Saved entries

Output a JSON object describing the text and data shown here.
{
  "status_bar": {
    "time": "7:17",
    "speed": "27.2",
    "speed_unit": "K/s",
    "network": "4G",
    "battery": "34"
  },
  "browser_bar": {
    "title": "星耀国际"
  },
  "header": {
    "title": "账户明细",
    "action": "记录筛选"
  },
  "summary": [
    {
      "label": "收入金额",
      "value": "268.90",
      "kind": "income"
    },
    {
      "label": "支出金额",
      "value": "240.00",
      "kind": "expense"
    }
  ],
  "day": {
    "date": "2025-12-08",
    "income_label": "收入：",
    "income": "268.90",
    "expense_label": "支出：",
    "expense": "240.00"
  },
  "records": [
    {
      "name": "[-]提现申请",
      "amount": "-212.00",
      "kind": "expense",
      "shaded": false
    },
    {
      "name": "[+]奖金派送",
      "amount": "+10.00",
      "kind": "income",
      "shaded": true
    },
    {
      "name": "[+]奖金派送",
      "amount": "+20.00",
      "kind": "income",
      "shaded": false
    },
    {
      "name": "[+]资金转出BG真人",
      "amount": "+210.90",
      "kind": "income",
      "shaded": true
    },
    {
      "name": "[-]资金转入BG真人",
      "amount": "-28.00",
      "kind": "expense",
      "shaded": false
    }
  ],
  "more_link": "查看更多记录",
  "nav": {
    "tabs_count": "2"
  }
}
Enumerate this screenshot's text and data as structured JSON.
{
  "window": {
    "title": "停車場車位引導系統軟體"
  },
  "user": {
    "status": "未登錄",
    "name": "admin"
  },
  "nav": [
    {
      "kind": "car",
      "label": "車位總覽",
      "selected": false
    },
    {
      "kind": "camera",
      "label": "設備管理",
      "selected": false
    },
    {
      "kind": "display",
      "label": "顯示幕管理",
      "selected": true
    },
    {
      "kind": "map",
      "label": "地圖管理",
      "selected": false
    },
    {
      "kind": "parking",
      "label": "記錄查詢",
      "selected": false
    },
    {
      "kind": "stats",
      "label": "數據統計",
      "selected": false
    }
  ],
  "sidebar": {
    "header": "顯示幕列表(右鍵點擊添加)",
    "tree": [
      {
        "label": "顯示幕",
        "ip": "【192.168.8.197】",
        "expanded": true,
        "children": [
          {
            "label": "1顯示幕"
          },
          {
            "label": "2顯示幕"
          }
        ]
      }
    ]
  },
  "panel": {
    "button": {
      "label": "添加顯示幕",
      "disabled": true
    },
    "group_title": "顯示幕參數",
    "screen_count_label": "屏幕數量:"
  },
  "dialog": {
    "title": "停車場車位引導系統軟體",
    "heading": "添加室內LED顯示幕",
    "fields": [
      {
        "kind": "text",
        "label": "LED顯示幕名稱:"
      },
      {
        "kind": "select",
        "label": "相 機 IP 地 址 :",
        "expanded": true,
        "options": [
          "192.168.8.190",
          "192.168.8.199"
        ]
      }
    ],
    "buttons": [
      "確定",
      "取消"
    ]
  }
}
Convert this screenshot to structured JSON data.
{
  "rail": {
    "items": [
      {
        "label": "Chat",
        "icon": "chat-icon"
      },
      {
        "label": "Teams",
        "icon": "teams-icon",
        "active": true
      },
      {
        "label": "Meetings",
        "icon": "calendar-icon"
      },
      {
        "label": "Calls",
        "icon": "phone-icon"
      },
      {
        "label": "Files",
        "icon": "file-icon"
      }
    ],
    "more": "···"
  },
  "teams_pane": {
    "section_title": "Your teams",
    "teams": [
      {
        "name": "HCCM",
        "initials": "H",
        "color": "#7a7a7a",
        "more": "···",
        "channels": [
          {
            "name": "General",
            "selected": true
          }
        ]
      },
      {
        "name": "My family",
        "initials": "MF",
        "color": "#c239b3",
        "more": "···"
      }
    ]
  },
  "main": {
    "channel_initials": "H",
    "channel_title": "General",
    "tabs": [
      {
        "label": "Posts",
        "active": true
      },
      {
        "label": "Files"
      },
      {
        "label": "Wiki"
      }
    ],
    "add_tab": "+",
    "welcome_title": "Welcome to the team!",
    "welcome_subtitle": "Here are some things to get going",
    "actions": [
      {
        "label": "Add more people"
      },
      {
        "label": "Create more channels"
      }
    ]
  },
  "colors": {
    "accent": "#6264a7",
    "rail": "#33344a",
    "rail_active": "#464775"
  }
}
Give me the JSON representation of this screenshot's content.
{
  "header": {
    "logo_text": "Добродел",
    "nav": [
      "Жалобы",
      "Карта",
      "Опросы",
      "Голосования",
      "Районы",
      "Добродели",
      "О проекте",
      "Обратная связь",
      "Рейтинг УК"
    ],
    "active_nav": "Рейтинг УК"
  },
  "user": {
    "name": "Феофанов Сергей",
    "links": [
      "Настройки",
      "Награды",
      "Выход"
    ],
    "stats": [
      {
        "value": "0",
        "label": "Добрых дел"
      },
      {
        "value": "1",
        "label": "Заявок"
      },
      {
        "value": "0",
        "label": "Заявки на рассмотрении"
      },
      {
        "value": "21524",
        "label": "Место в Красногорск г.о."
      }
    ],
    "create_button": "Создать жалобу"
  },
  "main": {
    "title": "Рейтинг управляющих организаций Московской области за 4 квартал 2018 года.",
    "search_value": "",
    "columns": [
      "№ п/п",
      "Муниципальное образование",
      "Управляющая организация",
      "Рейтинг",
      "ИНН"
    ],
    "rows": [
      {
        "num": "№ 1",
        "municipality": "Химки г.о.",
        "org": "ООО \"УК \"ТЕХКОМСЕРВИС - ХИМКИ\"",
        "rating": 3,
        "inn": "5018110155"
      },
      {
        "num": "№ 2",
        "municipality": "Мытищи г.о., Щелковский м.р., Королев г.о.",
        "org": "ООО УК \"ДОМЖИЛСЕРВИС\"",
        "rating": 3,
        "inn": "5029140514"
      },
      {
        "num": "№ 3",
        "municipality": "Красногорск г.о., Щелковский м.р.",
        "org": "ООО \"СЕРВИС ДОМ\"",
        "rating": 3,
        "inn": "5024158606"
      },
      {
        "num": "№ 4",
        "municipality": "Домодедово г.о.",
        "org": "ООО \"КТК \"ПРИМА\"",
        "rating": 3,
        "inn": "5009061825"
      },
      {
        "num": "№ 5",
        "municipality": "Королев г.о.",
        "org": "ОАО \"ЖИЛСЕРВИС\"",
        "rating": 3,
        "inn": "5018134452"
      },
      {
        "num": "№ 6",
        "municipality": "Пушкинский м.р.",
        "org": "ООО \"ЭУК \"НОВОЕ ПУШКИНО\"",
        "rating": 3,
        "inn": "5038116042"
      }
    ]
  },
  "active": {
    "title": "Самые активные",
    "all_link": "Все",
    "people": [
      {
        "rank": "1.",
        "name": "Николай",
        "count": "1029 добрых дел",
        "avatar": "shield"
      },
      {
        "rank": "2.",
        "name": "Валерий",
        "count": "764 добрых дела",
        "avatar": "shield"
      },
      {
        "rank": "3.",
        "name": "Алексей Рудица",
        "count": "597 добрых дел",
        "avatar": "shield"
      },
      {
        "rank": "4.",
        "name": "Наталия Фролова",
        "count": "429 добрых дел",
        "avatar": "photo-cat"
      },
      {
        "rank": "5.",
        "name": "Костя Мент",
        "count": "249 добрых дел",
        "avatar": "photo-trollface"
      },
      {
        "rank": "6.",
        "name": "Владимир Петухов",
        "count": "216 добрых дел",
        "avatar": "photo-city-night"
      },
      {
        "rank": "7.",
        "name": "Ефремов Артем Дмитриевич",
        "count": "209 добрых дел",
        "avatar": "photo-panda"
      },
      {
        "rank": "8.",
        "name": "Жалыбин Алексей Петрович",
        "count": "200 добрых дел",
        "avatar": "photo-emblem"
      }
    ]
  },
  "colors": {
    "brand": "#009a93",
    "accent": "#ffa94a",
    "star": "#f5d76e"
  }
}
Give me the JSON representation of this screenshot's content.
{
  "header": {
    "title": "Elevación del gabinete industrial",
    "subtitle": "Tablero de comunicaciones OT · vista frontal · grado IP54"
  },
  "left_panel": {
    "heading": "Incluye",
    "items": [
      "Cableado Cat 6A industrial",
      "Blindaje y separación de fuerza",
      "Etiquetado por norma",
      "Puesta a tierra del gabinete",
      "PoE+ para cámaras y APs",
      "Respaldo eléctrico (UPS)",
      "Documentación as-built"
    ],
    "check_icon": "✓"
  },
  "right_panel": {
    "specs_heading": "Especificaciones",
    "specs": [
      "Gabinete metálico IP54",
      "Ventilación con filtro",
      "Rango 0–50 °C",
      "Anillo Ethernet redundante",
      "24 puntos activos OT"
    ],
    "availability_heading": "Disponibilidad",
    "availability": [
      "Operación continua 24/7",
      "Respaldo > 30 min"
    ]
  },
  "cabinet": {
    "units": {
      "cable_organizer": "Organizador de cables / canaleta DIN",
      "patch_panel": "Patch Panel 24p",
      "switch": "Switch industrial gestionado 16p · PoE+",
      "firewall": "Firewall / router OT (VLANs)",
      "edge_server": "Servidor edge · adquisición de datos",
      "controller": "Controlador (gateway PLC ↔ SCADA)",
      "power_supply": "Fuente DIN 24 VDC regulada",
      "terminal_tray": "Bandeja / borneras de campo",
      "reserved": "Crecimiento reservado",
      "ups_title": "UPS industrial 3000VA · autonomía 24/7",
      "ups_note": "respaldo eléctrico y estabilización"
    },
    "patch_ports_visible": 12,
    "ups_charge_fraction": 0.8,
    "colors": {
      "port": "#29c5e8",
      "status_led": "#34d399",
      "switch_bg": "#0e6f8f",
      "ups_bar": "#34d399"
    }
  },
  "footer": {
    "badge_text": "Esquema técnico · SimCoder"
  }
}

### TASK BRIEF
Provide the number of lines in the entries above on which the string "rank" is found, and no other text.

### EXERCISE OUTPUT
8